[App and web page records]
--- START ---

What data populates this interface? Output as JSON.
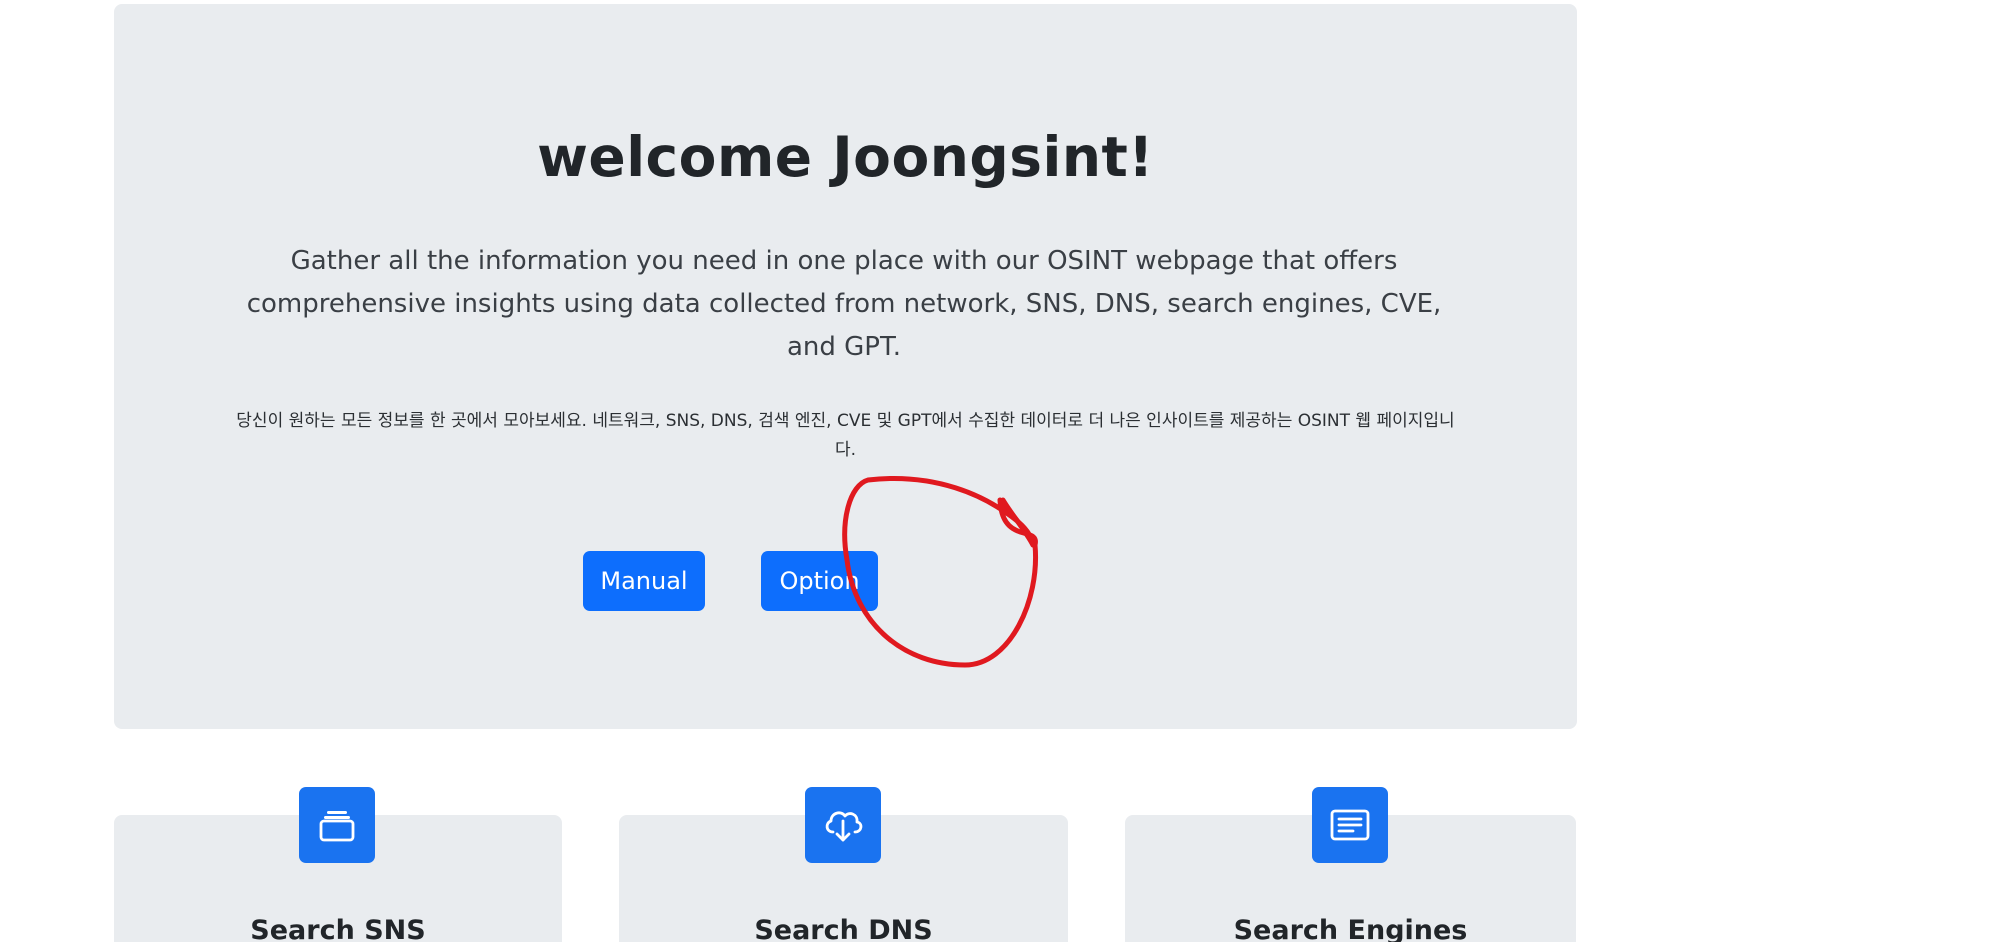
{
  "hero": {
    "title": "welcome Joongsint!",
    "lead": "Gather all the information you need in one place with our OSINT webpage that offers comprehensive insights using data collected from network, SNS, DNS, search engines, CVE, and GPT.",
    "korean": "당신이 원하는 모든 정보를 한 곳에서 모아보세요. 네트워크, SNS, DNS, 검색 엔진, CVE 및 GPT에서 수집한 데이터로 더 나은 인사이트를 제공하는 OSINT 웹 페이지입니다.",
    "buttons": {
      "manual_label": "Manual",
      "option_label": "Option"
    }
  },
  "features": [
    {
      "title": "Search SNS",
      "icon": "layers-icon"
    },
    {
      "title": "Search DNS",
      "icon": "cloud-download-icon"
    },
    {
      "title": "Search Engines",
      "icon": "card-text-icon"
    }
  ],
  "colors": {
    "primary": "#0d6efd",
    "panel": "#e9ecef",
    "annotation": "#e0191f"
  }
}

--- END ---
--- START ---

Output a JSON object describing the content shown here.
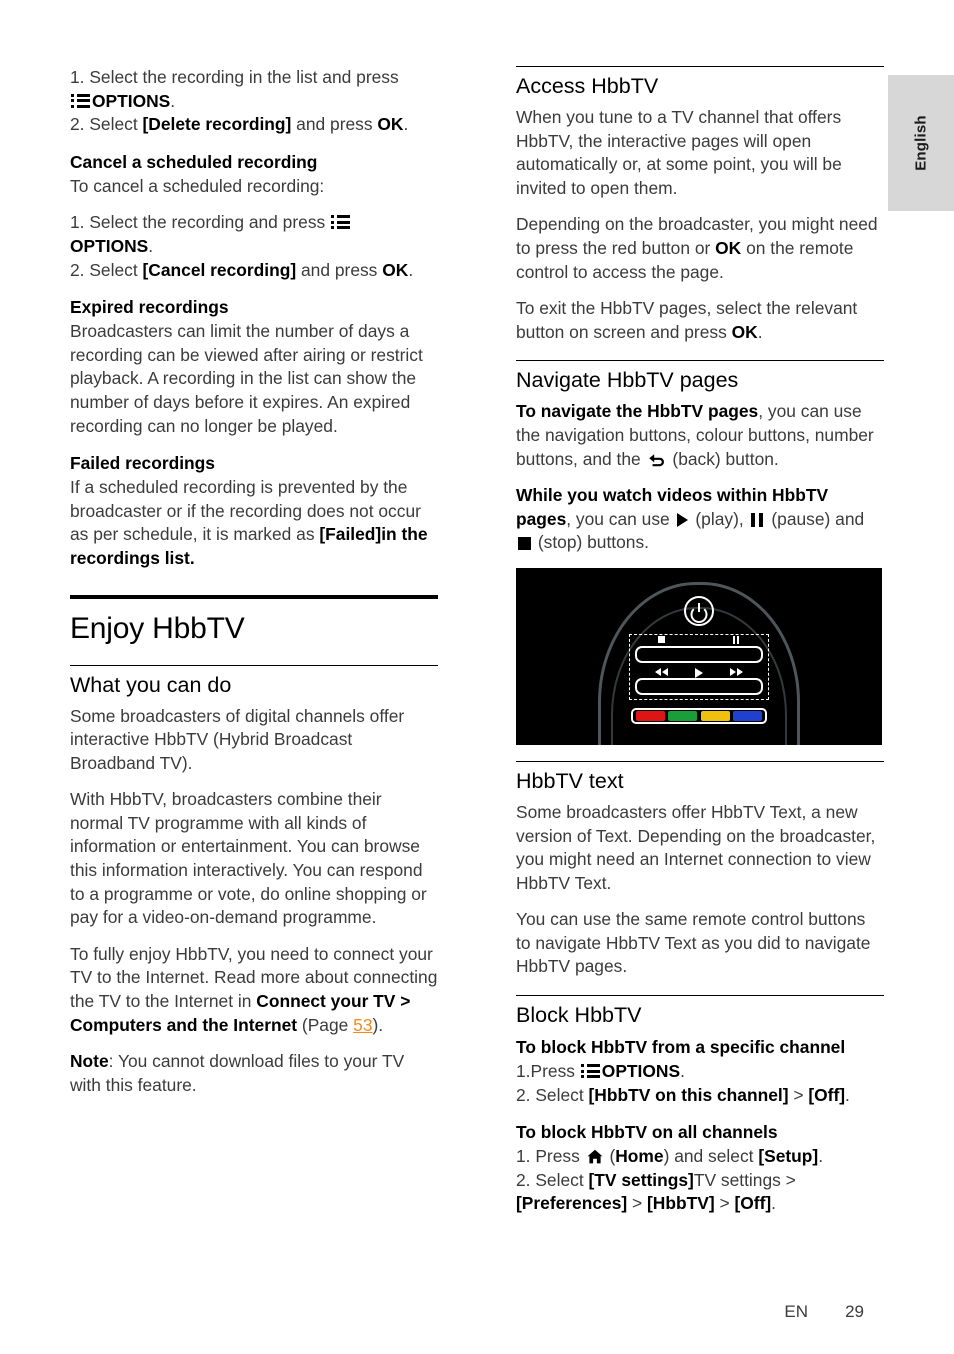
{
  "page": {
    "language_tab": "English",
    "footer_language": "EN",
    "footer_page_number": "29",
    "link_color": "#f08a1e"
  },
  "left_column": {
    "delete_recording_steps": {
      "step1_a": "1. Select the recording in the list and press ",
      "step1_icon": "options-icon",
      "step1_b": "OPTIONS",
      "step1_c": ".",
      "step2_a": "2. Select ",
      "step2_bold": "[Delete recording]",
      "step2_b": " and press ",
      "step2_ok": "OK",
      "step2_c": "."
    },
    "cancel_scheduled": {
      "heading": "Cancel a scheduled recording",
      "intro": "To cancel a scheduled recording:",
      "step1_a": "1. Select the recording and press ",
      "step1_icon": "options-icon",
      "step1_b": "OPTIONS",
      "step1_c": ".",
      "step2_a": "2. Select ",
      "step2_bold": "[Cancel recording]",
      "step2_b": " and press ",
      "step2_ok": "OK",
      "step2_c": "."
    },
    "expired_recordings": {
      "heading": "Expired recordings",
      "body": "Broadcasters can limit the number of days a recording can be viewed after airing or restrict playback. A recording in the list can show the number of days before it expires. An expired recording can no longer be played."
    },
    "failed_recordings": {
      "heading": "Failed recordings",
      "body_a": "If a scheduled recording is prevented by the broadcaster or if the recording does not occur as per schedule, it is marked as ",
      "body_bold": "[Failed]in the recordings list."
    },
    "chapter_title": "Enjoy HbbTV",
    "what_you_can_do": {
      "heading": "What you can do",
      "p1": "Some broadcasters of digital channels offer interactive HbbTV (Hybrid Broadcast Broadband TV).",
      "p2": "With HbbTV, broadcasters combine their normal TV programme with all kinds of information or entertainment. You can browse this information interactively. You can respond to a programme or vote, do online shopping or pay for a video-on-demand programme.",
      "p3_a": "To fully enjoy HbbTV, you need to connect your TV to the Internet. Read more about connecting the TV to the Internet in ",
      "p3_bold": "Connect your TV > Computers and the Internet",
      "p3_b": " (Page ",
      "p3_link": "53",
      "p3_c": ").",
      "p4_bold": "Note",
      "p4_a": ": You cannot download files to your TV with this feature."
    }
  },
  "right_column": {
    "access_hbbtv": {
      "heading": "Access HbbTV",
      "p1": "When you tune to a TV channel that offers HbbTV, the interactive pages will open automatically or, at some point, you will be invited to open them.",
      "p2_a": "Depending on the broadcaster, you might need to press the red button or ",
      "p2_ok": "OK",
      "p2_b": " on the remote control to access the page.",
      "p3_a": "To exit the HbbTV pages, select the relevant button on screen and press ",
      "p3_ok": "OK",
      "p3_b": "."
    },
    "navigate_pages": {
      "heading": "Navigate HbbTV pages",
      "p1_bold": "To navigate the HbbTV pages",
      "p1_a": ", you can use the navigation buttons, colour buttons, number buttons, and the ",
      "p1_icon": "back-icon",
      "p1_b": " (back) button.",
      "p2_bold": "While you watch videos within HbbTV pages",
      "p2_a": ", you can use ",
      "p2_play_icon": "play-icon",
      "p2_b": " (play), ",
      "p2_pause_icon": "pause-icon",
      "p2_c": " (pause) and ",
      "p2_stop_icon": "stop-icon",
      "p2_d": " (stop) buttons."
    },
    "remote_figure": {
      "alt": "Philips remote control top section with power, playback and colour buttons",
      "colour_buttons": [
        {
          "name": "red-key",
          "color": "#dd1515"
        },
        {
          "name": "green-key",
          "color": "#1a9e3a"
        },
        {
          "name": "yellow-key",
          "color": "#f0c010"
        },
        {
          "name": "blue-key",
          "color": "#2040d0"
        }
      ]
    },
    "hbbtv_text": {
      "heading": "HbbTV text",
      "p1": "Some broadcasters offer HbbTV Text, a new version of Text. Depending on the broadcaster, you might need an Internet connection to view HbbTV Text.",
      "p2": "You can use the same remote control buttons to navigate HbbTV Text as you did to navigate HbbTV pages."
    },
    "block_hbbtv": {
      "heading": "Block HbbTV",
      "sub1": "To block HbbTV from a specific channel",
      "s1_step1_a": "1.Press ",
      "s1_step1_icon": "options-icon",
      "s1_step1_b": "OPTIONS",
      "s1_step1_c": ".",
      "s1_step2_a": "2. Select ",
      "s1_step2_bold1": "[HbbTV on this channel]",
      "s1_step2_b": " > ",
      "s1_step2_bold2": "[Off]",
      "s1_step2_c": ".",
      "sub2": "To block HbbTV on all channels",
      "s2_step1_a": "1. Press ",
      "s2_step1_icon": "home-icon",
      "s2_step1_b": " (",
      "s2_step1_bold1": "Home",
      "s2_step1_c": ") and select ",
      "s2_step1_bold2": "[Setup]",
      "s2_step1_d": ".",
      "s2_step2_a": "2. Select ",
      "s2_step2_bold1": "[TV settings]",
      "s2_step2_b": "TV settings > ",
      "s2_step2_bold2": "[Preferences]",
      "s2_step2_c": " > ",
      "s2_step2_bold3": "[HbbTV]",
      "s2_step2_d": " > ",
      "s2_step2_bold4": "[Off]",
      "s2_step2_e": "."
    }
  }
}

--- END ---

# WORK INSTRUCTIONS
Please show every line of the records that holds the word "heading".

# ANSWER FOR THIS EXERCISE
      "heading": "Cancel a scheduled recording",
      "heading": "Expired recordings",
      "heading": "Failed recordings",
      "heading": "What you can do",
      "heading": "Access HbbTV",
      "heading": "Navigate HbbTV pages",
      "heading": "HbbTV text",
      "heading": "Block HbbTV",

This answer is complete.